Far less "romantic" is an extended scene in which Seela's family is shown (or, rather, heard) participating in what Latifah calls a "game of pull my flipper." Between bouts of hysterical laughter, 8-year-old humans will identify it as a "burp and fart contest."
Or Maybe Another Inconvenient Truth
Penguins is about—well, penguins. It's an intimate movie, tightly focused and self-contained. But in the end, Arctic Tale isn't as much about polar bears and walruses as it is about their changing world—a world growing warmer.
Most of the film steers clear of the global warming "debate." Latifah does not talk about greenhouse gasses or carbon footprints. She and the footage simply lay out what the animals see: Longer summers. Less ice.
But then the credits approach, and subtlety is bashed to bits like so much fragile ice giving way under the crushing weight of a one-ton walrus.
Nanu and her two new baby cubs are looking wistfully at the camera. Latifah says, "What will their children do if it [this icy world] disappears? What will ours?"
Switch to hard-sell mode. As we read about (and see) the filmmakers who braved brutal conditions to make the movie, cute kids appear to tell the audience what it should do to help these bears and walruses survive and frolic. Plant more trees. Use compact fluorescents.
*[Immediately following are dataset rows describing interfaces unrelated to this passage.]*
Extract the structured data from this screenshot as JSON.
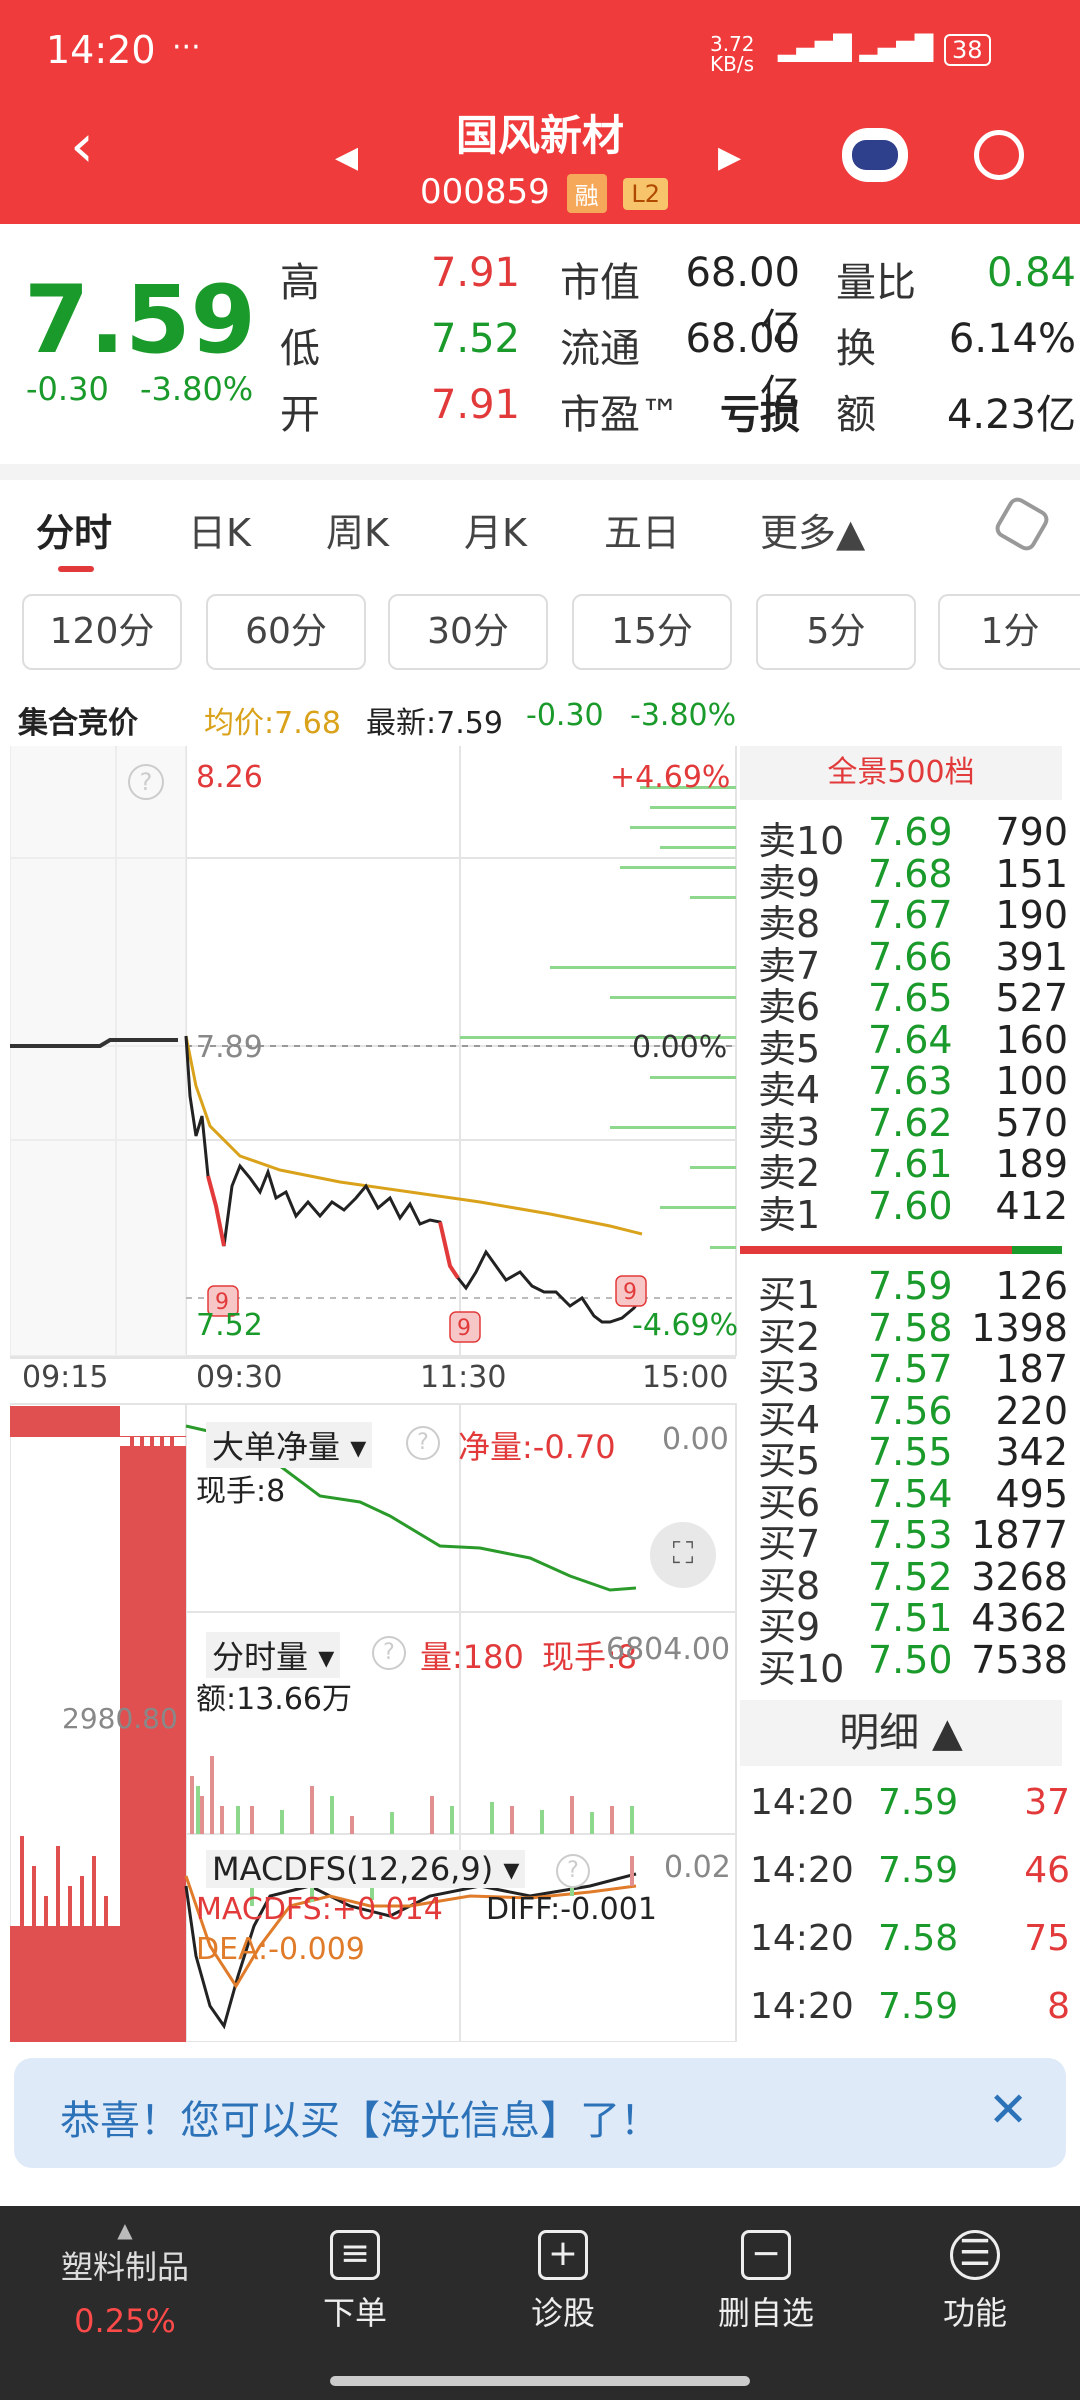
{
  "status_bar": {
    "time": "14:20",
    "speed": "3.72 KB/s",
    "battery": "38"
  },
  "header": {
    "title": "国风新材",
    "code": "000859",
    "tag1": "融",
    "tag2": "L2"
  },
  "quote": {
    "price": "7.59",
    "change": "-0.30",
    "change_pct": "-3.80%",
    "high_label": "高",
    "high": "7.91",
    "low_label": "低",
    "low": "7.52",
    "open_label": "开",
    "open": "7.91",
    "mktcap_label": "市值",
    "mktcap": "68.00亿",
    "float_label": "流通",
    "float": "68.00亿",
    "pe_label": "市盈™",
    "pe": "亏损",
    "vr_label": "量比",
    "vr": "0.84",
    "turn_label": "换",
    "turn": "6.14%",
    "amt_label": "额",
    "amt": "4.23亿"
  },
  "tabs": [
    "分时",
    "日K",
    "周K",
    "月K",
    "五日",
    "更多▲"
  ],
  "periods": [
    "120分",
    "60分",
    "30分",
    "15分",
    "5分",
    "1分"
  ],
  "info": {
    "auction": "集合竞价",
    "avg": "均价:7.68",
    "latest": "最新:7.59",
    "chg": "-0.30",
    "pct": "-3.80%"
  },
  "chart": {
    "top_price": "8.26",
    "top_pct": "+4.69%",
    "mid_price": "7.89",
    "mid_pct": "0.00%",
    "low_price": "7.52",
    "low_pct": "-4.69%",
    "times": [
      "09:15",
      "09:30",
      "11:30",
      "15:00"
    ],
    "marker": "9",
    "auction_value": "2980.80",
    "netvol_label": "大单净量",
    "netvol_val": "净量:-0.70",
    "netvol_top": "0.00",
    "netvol_hand": "现手:8",
    "vol_label": "分时量",
    "vol_val": "量:180",
    "vol_hand": "现手:8",
    "vol_top": "6804.00",
    "vol_amt": "额:13.66万",
    "macd_label": "MACDFS(12,26,9)",
    "macd_top": "0.02",
    "macd_val": "MACDFS:+0.014",
    "diff_val": "DIFF:-0.001",
    "dea_val": "DEA:-0.009"
  },
  "orderbook": {
    "title": "全景500档",
    "asks": [
      {
        "l": "卖10",
        "p": "7.69",
        "v": "790"
      },
      {
        "l": "卖9",
        "p": "7.68",
        "v": "151"
      },
      {
        "l": "卖8",
        "p": "7.67",
        "v": "190"
      },
      {
        "l": "卖7",
        "p": "7.66",
        "v": "391"
      },
      {
        "l": "卖6",
        "p": "7.65",
        "v": "527"
      },
      {
        "l": "卖5",
        "p": "7.64",
        "v": "160"
      },
      {
        "l": "卖4",
        "p": "7.63",
        "v": "100"
      },
      {
        "l": "卖3",
        "p": "7.62",
        "v": "570"
      },
      {
        "l": "卖2",
        "p": "7.61",
        "v": "189"
      },
      {
        "l": "卖1",
        "p": "7.60",
        "v": "412"
      }
    ],
    "bids": [
      {
        "l": "买1",
        "p": "7.59",
        "v": "126"
      },
      {
        "l": "买2",
        "p": "7.58",
        "v": "1398"
      },
      {
        "l": "买3",
        "p": "7.57",
        "v": "187"
      },
      {
        "l": "买4",
        "p": "7.56",
        "v": "220"
      },
      {
        "l": "买5",
        "p": "7.55",
        "v": "342"
      },
      {
        "l": "买6",
        "p": "7.54",
        "v": "495"
      },
      {
        "l": "买7",
        "p": "7.53",
        "v": "1877"
      },
      {
        "l": "买8",
        "p": "7.52",
        "v": "3268"
      },
      {
        "l": "买9",
        "p": "7.51",
        "v": "4362"
      },
      {
        "l": "买10",
        "p": "7.50",
        "v": "7538"
      }
    ],
    "detail_title": "明细 ▲",
    "detail": [
      {
        "t": "14:20",
        "p": "7.59",
        "v": "37"
      },
      {
        "t": "14:20",
        "p": "7.59",
        "v": "46"
      },
      {
        "t": "14:20",
        "p": "7.58",
        "v": "75"
      },
      {
        "t": "14:20",
        "p": "7.59",
        "v": "8"
      }
    ]
  },
  "banner": {
    "text": "恭喜！您可以买【海光信息】了！"
  },
  "bottom": {
    "sector": "塑料制品",
    "sector_pct": "0.25%",
    "order": "下单",
    "diag": "诊股",
    "del": "删自选",
    "func": "功能"
  },
  "colors": {
    "header_red": "#ef3b3b",
    "up": "#e23a3a",
    "down": "#1a9a2a",
    "avg_line": "#d9a21a"
  }
}
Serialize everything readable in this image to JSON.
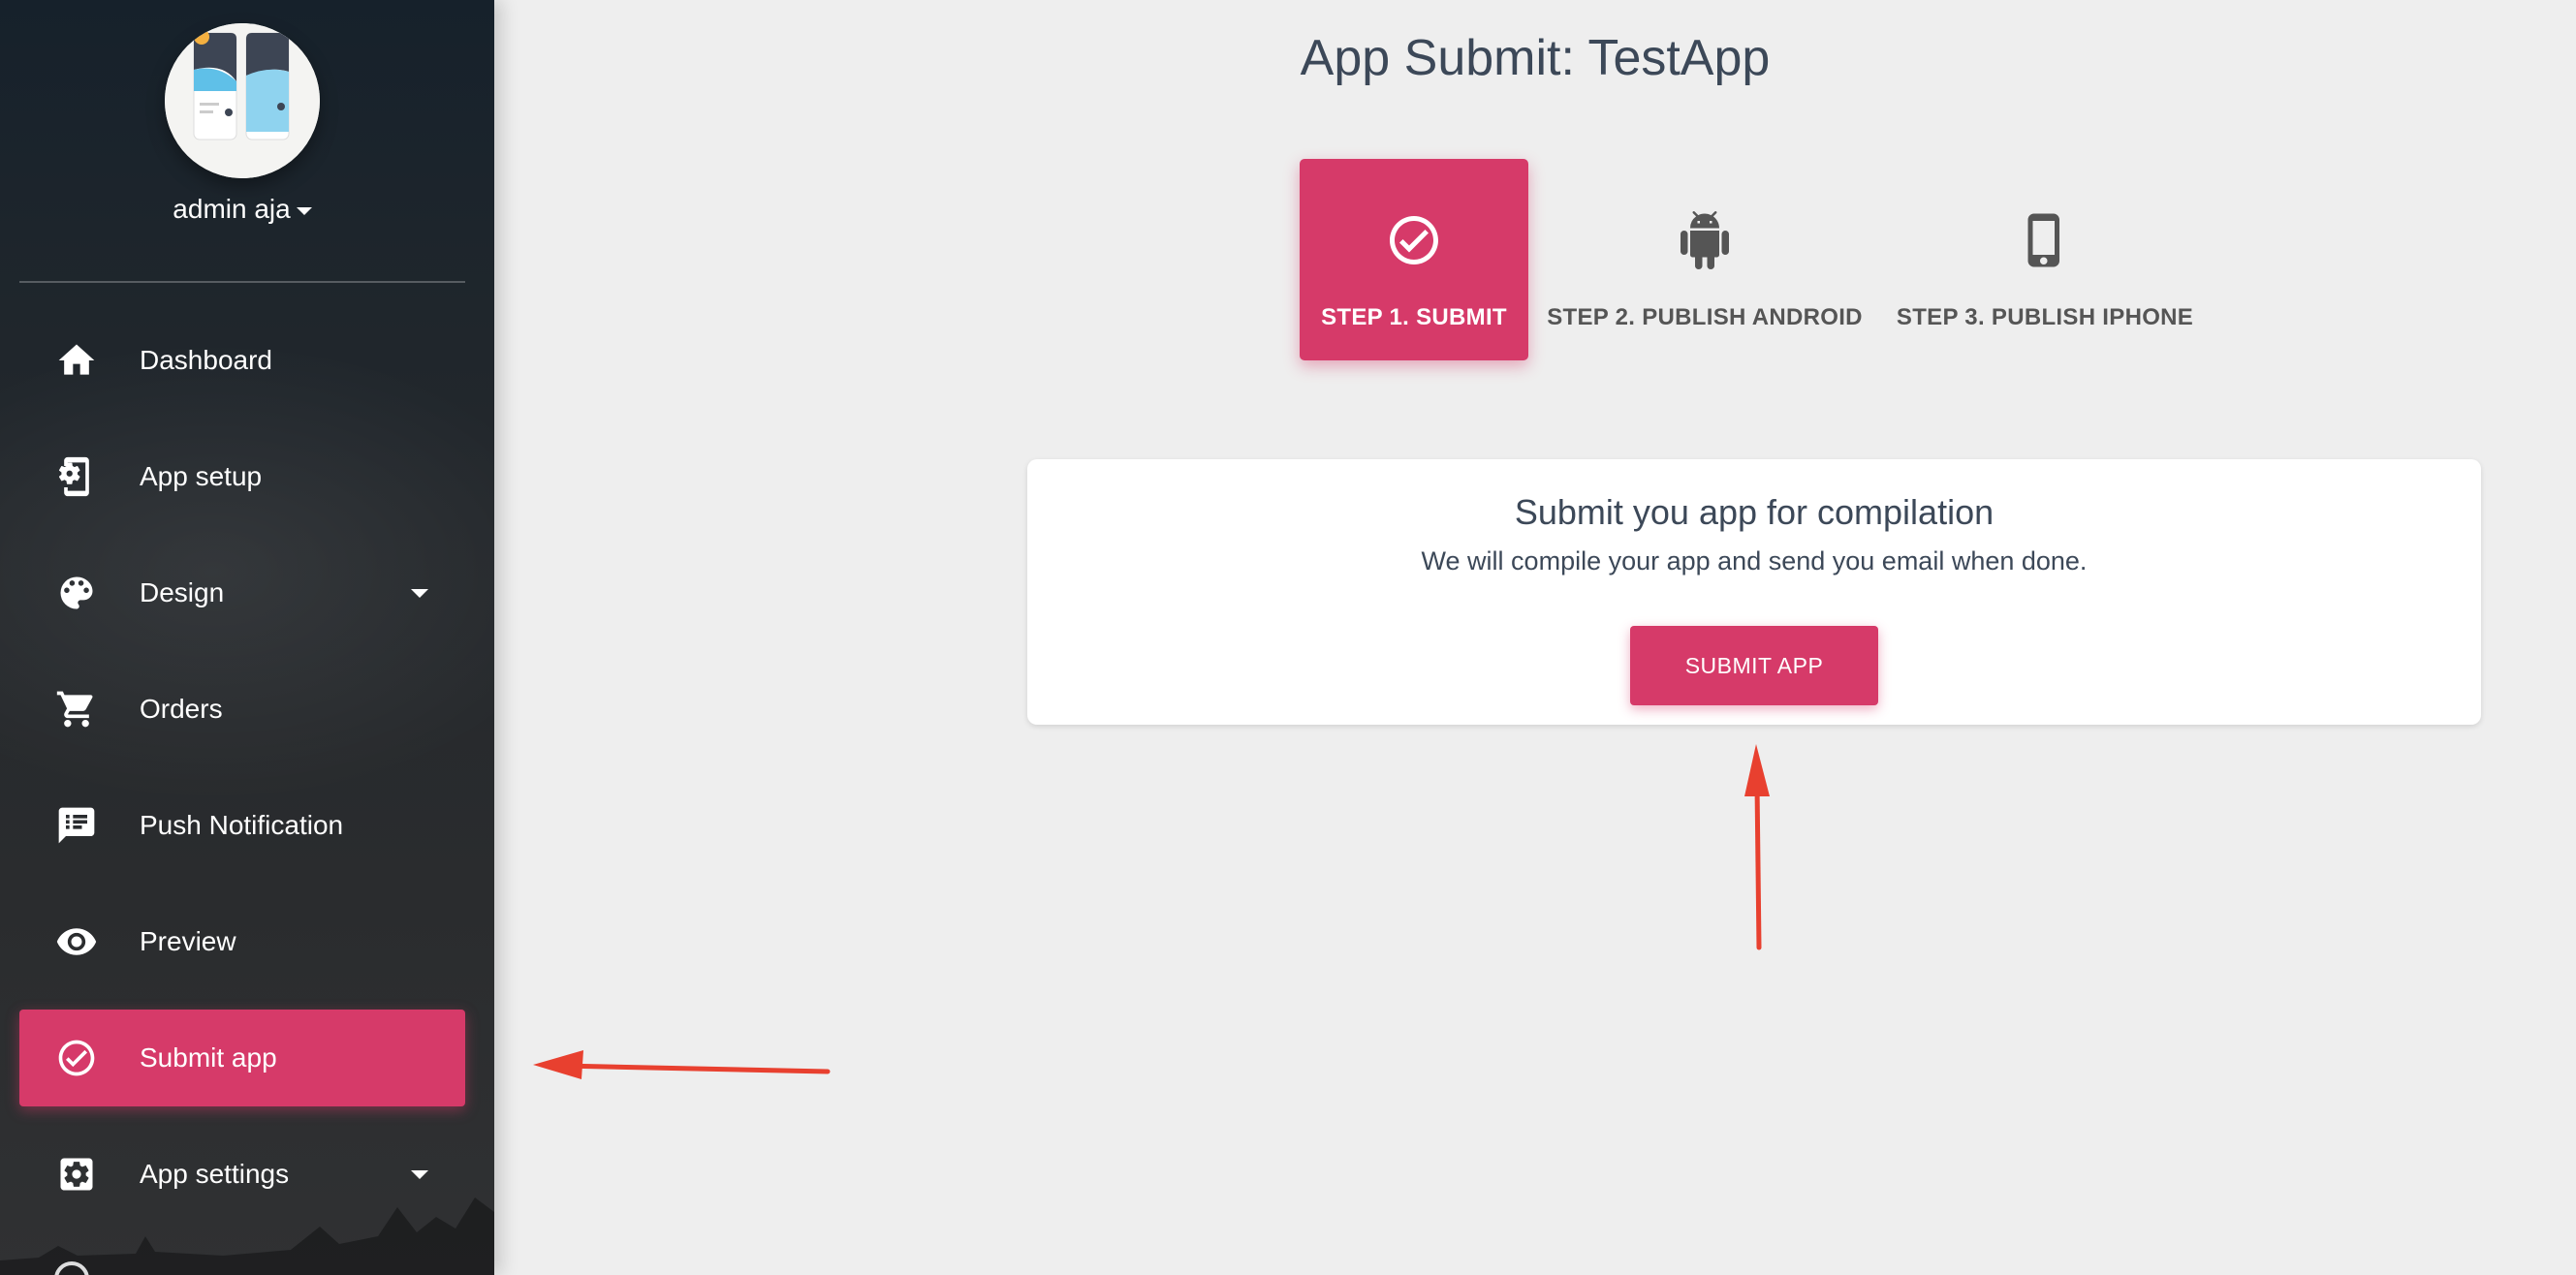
{
  "sidebar": {
    "user_name": "admin aja",
    "items": [
      {
        "label": "Dashboard",
        "icon": "home-icon",
        "dropdown": false,
        "active": false
      },
      {
        "label": "App setup",
        "icon": "phone-settings-icon",
        "dropdown": false,
        "active": false
      },
      {
        "label": "Design",
        "icon": "palette-icon",
        "dropdown": true,
        "active": false
      },
      {
        "label": "Orders",
        "icon": "cart-icon",
        "dropdown": false,
        "active": false
      },
      {
        "label": "Push Notification",
        "icon": "chat-list-icon",
        "dropdown": false,
        "active": false
      },
      {
        "label": "Preview",
        "icon": "eye-icon",
        "dropdown": false,
        "active": false
      },
      {
        "label": "Submit app",
        "icon": "check-circle-icon",
        "dropdown": false,
        "active": true
      },
      {
        "label": "App settings",
        "icon": "gear-icon",
        "dropdown": true,
        "active": false
      }
    ]
  },
  "main": {
    "title": "App Submit: TestApp",
    "steps": [
      {
        "label": "STEP 1. SUBMIT",
        "icon": "check-circle-icon",
        "active": true
      },
      {
        "label": "STEP 2. PUBLISH ANDROID",
        "icon": "android-icon",
        "active": false
      },
      {
        "label": "STEP 3. PUBLISH IPHONE",
        "icon": "smartphone-icon",
        "active": false
      }
    ],
    "card": {
      "title": "Submit you app for compilation",
      "text": "We will compile your app and send you email when done.",
      "button_label": "SUBMIT APP"
    }
  },
  "colors": {
    "accent": "#d63a69",
    "annotation_arrow": "#e8402f",
    "sidebar_bg": "#1d252c",
    "page_bg": "#eeeeee"
  }
}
Wash your clothes in cold water.
"If your mom and dad bought a hybrid car, it'd make it easier for polar bears to get around," says one child.
It's a guilt trip, plain and simple—given by children and directed at children, some of whom will likely nag their parents to drive to a Prius dealership immediately after the movie. "Don't you like the polar bears?" they'll ask, lower lip quivering. Even many moviegoers who are inclined to embrace environmental messages will bristle at this overt manipulation, particularly since it is aimed at such a young audience.
It's a last-minute tactic that turns Arctic Tale into a beautiful, moving, family-friendly film—with an unseemly, new-hybrid-car sales pitch at the end. It had me at hello. It lost me at goodbye.
Crude or Profane Language
Drug and Alcohol Content
Other Negative Elements
Other Belief Systems
Readability Age Range
Polar Bears, Walruses and other Arctic Wildlife as Themselves; Queen Latifah as Narrator
Sarah Robertson ( )